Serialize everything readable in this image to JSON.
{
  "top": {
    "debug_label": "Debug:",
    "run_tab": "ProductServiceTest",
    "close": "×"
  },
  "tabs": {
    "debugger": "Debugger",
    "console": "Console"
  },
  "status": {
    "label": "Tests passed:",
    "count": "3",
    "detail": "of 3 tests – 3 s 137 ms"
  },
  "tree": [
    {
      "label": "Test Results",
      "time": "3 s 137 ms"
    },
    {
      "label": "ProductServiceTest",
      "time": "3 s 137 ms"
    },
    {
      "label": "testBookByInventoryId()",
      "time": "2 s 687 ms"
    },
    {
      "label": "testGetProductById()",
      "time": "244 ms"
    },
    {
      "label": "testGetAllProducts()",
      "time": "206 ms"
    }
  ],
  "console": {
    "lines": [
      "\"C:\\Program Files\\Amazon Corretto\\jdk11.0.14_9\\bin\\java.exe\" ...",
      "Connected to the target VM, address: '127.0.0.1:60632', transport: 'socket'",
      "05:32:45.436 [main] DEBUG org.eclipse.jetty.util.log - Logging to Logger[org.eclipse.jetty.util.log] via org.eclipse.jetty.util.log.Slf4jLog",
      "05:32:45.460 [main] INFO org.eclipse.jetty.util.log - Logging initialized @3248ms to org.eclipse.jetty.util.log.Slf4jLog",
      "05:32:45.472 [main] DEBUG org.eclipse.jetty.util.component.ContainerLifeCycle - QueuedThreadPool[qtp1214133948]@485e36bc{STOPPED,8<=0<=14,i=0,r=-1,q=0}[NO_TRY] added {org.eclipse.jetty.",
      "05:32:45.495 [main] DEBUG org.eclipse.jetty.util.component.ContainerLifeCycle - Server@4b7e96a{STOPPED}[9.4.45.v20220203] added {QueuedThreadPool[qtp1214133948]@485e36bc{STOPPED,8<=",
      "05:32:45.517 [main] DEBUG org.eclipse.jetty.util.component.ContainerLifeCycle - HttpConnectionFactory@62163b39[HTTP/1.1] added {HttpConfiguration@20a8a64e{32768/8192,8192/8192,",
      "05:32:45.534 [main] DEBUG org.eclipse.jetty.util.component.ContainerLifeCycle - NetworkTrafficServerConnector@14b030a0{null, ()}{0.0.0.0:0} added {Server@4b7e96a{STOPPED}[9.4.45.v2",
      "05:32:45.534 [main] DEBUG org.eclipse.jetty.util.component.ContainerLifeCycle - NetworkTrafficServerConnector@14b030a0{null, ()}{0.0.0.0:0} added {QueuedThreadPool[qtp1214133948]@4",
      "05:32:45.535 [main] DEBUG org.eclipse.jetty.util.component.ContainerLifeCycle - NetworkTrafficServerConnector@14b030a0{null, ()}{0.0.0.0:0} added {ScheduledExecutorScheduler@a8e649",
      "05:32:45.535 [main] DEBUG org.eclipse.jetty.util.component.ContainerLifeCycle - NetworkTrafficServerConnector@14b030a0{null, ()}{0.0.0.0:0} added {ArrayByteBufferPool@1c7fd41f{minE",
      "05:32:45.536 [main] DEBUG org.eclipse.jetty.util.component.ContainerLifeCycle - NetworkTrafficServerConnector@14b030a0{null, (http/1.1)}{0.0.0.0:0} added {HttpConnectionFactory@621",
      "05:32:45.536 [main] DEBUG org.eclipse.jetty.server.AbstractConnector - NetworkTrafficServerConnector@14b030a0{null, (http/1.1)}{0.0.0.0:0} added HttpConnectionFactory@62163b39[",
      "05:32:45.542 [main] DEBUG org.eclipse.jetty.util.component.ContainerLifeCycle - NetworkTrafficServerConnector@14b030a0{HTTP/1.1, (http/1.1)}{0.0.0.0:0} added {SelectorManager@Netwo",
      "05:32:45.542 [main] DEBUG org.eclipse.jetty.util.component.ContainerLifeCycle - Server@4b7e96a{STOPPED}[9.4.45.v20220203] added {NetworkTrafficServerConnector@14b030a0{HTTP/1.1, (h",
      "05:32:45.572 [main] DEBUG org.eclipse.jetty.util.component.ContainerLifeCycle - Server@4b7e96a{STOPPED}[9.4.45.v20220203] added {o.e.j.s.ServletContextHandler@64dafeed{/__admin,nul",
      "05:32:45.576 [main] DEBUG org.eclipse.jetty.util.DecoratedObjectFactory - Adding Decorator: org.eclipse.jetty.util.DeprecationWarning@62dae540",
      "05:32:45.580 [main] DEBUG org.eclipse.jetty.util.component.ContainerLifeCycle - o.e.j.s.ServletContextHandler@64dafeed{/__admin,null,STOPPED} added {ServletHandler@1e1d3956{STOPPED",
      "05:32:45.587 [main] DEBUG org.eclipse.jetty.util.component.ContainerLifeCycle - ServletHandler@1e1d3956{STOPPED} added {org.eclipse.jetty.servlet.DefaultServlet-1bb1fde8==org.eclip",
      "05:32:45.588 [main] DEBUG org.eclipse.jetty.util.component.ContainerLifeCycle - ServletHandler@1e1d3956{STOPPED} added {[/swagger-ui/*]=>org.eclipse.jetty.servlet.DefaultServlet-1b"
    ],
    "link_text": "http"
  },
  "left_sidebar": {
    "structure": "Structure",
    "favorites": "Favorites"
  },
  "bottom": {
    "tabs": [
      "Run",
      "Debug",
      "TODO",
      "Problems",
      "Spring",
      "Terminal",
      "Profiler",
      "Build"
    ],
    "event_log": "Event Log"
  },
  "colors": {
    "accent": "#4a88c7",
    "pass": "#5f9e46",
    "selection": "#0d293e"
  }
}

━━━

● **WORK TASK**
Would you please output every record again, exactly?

● **RESPONSE TO THIS TASK**
Serialize everything readable in this image to JSON.
{
  "top": {
    "debug_label": "Debug:",
    "run_tab": "ProductServiceTest",
    "close": "×"
  },
  "tabs": {
    "debugger": "Debugger",
    "console": "Console"
  },
  "status": {
    "label": "Tests passed:",
    "count": "3",
    "detail": "of 3 tests – 3 s 137 ms"
  },
  "tree": [
    {
      "label": "Test Results",
      "time": "3 s 137 ms"
    },
    {
      "label": "ProductServiceTest",
      "time": "3 s 137 ms"
    },
    {
      "label": "testBookByInventoryId()",
      "time": "2 s 687 ms"
    },
    {
      "label": "testGetProductById()",
      "time": "244 ms"
    },
    {
      "label": "testGetAllProducts()",
      "time": "206 ms"
    }
  ],
  "console": {
    "lines": [
      "\"C:\\Program Files\\Amazon Corretto\\jdk11.0.14_9\\bin\\java.exe\" ...",
      "Connected to the target VM, address: '127.0.0.1:60632', transport: 'socket'",
      "05:32:45.436 [main] DEBUG org.eclipse.jetty.util.log - Logging to Logger[org.eclipse.jetty.util.log] via org.eclipse.jetty.util.log.Slf4jLog",
      "05:32:45.460 [main] INFO org.eclipse.jetty.util.log - Logging initialized @3248ms to org.eclipse.jetty.util.log.Slf4jLog",
      "05:32:45.472 [main] DEBUG org.eclipse.jetty.util.component.ContainerLifeCycle - QueuedThreadPool[qtp1214133948]@485e36bc{STOPPED,8<=0<=14,i=0,r=-1,q=0}[NO_TRY] added {org.eclipse.jetty.",
      "05:32:45.495 [main] DEBUG org.eclipse.jetty.util.component.ContainerLifeCycle - Server@4b7e96a{STOPPED}[9.4.45.v20220203] added {QueuedThreadPool[qtp1214133948]@485e36bc{STOPPED,8<=",
      "05:32:45.517 [main] DEBUG org.eclipse.jetty.util.component.ContainerLifeCycle - HttpConnectionFactory@62163b39[HTTP/1.1] added {HttpConfiguration@20a8a64e{32768/8192,8192/8192,",
      "05:32:45.534 [main] DEBUG org.eclipse.jetty.util.component.ContainerLifeCycle - NetworkTrafficServerConnector@14b030a0{null, ()}{0.0.0.0:0} added {Server@4b7e96a{STOPPED}[9.4.45.v2",
      "05:32:45.534 [main] DEBUG org.eclipse.jetty.util.component.ContainerLifeCycle - NetworkTrafficServerConnector@14b030a0{null, ()}{0.0.0.0:0} added {QueuedThreadPool[qtp1214133948]@4",
      "05:32:45.535 [main] DEBUG org.eclipse.jetty.util.component.ContainerLifeCycle - NetworkTrafficServerConnector@14b030a0{null, ()}{0.0.0.0:0} added {ScheduledExecutorScheduler@a8e649",
      "05:32:45.535 [main] DEBUG org.eclipse.jetty.util.component.ContainerLifeCycle - NetworkTrafficServerConnector@14b030a0{null, ()}{0.0.0.0:0} added {ArrayByteBufferPool@1c7fd41f{minE",
      "05:32:45.536 [main] DEBUG org.eclipse.jetty.util.component.ContainerLifeCycle - NetworkTrafficServerConnector@14b030a0{null, (http/1.1)}{0.0.0.0:0} added {HttpConnectionFactory@621",
      "05:32:45.536 [main] DEBUG org.eclipse.jetty.server.AbstractConnector - NetworkTrafficServerConnector@14b030a0{null, (http/1.1)}{0.0.0.0:0} added HttpConnectionFactory@62163b39[",
      "05:32:45.542 [main] DEBUG org.eclipse.jetty.util.component.ContainerLifeCycle - NetworkTrafficServerConnector@14b030a0{HTTP/1.1, (http/1.1)}{0.0.0.0:0} added {SelectorManager@Netwo",
      "05:32:45.542 [main] DEBUG org.eclipse.jetty.util.component.ContainerLifeCycle - Server@4b7e96a{STOPPED}[9.4.45.v20220203] added {NetworkTrafficServerConnector@14b030a0{HTTP/1.1, (h",
      "05:32:45.572 [main] DEBUG org.eclipse.jetty.util.component.ContainerLifeCycle - Server@4b7e96a{STOPPED}[9.4.45.v20220203] added {o.e.j.s.ServletContextHandler@64dafeed{/__admin,nul",
      "05:32:45.576 [main] DEBUG org.eclipse.jetty.util.DecoratedObjectFactory - Adding Decorator: org.eclipse.jetty.util.DeprecationWarning@62dae540",
      "05:32:45.580 [main] DEBUG org.eclipse.jetty.util.component.ContainerLifeCycle - o.e.j.s.ServletContextHandler@64dafeed{/__admin,null,STOPPED} added {ServletHandler@1e1d3956{STOPPED",
      "05:32:45.587 [main] DEBUG org.eclipse.jetty.util.component.ContainerLifeCycle - ServletHandler@1e1d3956{STOPPED} added {org.eclipse.jetty.servlet.DefaultServlet-1bb1fde8==org.eclip",
      "05:32:45.588 [main] DEBUG org.eclipse.jetty.util.component.ContainerLifeCycle - ServletHandler@1e1d3956{STOPPED} added {[/swagger-ui/*]=>org.eclipse.jetty.servlet.DefaultServlet-1b"
    ],
    "link_text": "http"
  },
  "left_sidebar": {
    "structure": "Structure",
    "favorites": "Favorites"
  },
  "bottom": {
    "tabs": [
      "Run",
      "Debug",
      "TODO",
      "Problems",
      "Spring",
      "Terminal",
      "Profiler",
      "Build"
    ],
    "event_log": "Event Log"
  },
  "colors": {
    "accent": "#4a88c7",
    "pass": "#5f9e46",
    "selection": "#0d293e"
  }
}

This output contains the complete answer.